- Having fat wads of cash to spare makes it easier to eat Vegan. There’s really no way around it — Vegan food can be costly. This is why Hollywood bombshells like Olivia Wilde can be Vegan and totally enjoy every bite of it. She’s loaded and can hire personal Chefs, drop a G every month at Whole Foods, and request luscious Vegan dishes at swanky restaurants on the weekends just because she’s…Olivia Wilde. The rest of us common, poor, folk do not have it so easy.
- Being a busy person with a demanding job and/ or family who is away from an oven and a refrigerator for 8-10 hours a day makes Veganism exponentially more difficult.
- Solidarity with the poor and the oppressed is something I strive for and value deeply. Most of those living in poverty would not have the option to eat Vegan if they wanted to. Living below the poverty line does not allow for such luxuries as getting to choose whether or not you want to drink cow’s milk. You drink it because you have no other choice if it is all you have. You drink it because your body needs fuel and nourishment and you have no idea where your next cold drink or meal will come from. If there were cheap and easily accessible ways for me to buy and eat Vegan food all of the time I might consider it. But my desire to understand and walk hand-in-hand with those less fortunate as often as I can would make it incredibly conflicting to go Vegan forever if it weren’t necessarily sustainable for my wallet. I’d rather give the $2.49 I’d pay for a raw food nutrition bar to the homeless guy begging for change in the grocery store parking lot. Some of you might argue, “well you are a vegetarian and most poor people couldn’t afford to be vegetarian so how do you justify that?” To which I’d say: being a vegetarian is not expensive. Cheese is cheap. Yogurt is cheap. And I can by 12 eggs for $1.79 which can translate to providing a protein source for about 6-7 meals. (Using two eggs per meal). I could write a 5,000 word essay on this thought alone but I’ll spare you that and sum it up with this: if I was unemployed and broke with no health care or hot water, yet I felt convicted to stand up for animal rights and eat no food that contained any trace of animal product, could I afford to put my dollars behind this ethical cause? No. Could I afford to meet my conviction halfway and eliminate only animal flesh from my diet, relying on cheese, milk, yogurt, beans, and nuts as my main protein source? Probably. I made a vow to myself a long time ago that I would never willingly choose to live a lifestyle that disenfranchised me from understanding, or trying to understand, what it’s like to be poor. Saying no to scrambled eggs because of an ethical conviction is one of those luxuries.*
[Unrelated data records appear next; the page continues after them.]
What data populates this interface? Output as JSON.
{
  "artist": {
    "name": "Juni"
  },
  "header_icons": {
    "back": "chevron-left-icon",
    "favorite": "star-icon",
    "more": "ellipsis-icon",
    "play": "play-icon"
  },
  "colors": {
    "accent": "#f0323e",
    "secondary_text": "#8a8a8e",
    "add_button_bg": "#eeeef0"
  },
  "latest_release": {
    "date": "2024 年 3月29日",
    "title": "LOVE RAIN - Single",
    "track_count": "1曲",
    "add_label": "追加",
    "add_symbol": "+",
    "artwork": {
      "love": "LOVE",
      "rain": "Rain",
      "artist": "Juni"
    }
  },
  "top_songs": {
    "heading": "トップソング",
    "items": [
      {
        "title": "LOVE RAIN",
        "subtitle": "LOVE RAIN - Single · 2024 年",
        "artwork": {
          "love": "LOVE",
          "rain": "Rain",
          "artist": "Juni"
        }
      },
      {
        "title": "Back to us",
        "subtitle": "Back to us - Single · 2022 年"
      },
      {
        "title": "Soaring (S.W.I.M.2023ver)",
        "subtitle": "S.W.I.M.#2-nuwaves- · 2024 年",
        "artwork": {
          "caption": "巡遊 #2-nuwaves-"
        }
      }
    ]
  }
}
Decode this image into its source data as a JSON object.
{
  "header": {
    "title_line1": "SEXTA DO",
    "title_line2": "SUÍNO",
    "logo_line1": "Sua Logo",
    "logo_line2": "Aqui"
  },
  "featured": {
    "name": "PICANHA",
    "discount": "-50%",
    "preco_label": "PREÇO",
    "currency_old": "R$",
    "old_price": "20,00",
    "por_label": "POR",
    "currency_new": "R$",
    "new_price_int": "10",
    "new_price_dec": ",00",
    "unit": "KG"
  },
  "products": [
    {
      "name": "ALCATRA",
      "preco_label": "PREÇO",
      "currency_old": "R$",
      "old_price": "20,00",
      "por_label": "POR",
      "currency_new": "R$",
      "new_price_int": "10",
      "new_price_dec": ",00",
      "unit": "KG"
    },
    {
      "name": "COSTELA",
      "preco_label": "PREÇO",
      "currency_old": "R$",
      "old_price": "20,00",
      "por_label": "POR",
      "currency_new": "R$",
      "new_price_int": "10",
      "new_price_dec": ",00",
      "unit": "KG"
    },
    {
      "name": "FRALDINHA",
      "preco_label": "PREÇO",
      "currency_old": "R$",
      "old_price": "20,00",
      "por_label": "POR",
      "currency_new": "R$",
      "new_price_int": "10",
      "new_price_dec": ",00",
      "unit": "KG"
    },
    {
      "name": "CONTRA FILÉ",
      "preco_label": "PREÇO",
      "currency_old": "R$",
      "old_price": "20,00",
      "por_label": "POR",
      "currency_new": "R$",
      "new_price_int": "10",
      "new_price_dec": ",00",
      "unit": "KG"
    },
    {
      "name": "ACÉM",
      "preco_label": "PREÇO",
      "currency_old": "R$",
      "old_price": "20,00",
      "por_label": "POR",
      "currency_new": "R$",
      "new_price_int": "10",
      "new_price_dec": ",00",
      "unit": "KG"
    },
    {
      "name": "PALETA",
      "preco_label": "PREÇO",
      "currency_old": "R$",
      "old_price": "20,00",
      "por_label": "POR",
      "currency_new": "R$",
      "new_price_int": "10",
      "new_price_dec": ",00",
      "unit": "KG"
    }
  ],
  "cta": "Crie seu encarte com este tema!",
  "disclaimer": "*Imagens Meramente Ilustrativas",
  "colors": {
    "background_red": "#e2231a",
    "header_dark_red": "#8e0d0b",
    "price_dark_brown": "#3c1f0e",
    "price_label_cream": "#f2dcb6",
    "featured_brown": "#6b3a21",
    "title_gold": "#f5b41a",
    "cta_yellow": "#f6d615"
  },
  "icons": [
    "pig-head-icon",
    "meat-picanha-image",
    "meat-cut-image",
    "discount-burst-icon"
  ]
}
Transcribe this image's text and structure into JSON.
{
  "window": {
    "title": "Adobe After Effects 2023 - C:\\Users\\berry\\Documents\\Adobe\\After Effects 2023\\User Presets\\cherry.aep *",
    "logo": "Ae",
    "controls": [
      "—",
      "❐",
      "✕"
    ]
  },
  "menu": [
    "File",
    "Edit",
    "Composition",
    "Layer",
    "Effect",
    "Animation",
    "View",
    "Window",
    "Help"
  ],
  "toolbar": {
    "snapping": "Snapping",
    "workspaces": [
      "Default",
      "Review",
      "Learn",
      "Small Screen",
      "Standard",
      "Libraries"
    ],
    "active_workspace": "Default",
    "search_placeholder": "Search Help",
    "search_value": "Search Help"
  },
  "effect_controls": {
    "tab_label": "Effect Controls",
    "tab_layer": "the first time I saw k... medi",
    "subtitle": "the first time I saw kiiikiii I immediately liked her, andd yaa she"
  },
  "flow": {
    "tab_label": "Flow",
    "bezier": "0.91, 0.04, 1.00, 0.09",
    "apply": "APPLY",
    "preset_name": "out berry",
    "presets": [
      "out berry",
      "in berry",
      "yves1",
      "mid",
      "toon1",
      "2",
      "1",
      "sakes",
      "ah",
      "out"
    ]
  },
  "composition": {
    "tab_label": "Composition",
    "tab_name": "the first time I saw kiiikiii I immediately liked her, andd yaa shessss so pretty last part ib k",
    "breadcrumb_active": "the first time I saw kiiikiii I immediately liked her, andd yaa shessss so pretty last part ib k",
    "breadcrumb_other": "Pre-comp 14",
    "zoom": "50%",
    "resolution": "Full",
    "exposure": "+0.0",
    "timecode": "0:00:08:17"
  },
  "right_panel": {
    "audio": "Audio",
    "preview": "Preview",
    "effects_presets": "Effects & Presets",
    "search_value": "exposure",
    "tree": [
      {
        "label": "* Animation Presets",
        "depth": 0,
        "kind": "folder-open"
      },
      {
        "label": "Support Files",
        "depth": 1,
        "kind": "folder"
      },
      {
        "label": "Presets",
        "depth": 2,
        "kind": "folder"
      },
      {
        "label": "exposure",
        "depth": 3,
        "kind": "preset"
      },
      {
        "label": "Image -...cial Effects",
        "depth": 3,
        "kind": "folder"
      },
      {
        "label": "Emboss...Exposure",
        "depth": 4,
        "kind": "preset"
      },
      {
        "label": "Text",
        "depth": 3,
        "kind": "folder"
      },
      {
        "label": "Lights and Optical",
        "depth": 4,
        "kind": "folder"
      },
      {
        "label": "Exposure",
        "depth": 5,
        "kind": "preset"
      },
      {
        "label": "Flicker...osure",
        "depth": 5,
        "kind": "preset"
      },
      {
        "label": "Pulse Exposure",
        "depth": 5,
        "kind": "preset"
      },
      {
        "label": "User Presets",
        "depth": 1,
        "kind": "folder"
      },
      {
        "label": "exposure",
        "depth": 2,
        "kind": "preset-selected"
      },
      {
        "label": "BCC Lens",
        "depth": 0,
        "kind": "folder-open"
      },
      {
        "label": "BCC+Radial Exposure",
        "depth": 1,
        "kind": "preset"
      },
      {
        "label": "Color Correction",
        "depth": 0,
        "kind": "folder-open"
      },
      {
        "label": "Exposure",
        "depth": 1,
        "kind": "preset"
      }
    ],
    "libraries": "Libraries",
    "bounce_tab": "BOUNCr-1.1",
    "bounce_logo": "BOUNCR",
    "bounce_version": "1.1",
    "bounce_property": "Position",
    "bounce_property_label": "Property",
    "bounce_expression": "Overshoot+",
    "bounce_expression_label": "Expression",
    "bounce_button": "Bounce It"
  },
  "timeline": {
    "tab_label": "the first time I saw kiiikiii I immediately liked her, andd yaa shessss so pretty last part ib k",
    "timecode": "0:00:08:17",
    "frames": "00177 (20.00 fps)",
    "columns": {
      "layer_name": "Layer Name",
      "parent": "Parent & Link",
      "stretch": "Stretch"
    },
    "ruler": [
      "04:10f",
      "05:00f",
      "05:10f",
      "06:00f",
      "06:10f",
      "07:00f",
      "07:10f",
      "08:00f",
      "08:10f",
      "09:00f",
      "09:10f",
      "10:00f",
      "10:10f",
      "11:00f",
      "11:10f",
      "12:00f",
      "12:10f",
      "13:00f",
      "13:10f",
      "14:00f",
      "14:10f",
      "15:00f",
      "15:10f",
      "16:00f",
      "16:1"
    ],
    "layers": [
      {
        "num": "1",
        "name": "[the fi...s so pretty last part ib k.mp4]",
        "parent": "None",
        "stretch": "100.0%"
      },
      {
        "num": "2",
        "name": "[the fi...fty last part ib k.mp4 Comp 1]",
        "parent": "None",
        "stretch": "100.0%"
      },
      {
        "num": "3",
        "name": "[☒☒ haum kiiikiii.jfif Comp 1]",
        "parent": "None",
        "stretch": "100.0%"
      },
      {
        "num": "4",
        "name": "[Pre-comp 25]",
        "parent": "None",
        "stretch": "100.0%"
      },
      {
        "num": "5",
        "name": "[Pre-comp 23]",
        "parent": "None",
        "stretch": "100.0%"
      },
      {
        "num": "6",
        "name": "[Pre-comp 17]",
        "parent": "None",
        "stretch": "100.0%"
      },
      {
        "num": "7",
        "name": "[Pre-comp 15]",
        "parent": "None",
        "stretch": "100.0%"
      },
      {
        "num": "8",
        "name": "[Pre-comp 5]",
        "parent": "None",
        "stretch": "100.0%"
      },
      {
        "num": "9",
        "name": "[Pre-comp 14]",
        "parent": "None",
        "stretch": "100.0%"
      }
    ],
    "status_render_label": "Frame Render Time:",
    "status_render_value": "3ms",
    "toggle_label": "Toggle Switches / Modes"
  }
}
*These are my thoughts and my opinions. You may not like them or agree with them or think they are intelligent. You are allowed to think that. But this is not your blog, so don’t expect to be cool with everything I write. I encourage comments and e-mails so if you have to speak up or want to participate in healthy dialogue about any issue, please take advantage of those forums of doing so respectfully.
- Oreos are Vegan. This is a wonderful thing.
I realized this today after I googled are Oreos Vegan? in a moment of sugar-deprived weakness and made a mandatory pit-stop on my way home from work to pick up a sleeve from CVS. Because when you can’t eat ice cream or cheese pizza or cream cheese on your bagels, Oreos are a sweet salvation.
I’ll be back soon with more about exactly what I’ve been eating. (Not just peanut butter, pistachios and…Oreos, I promise). So stay tuned, friends, and enjoy your Thursday night.
September 7, 2012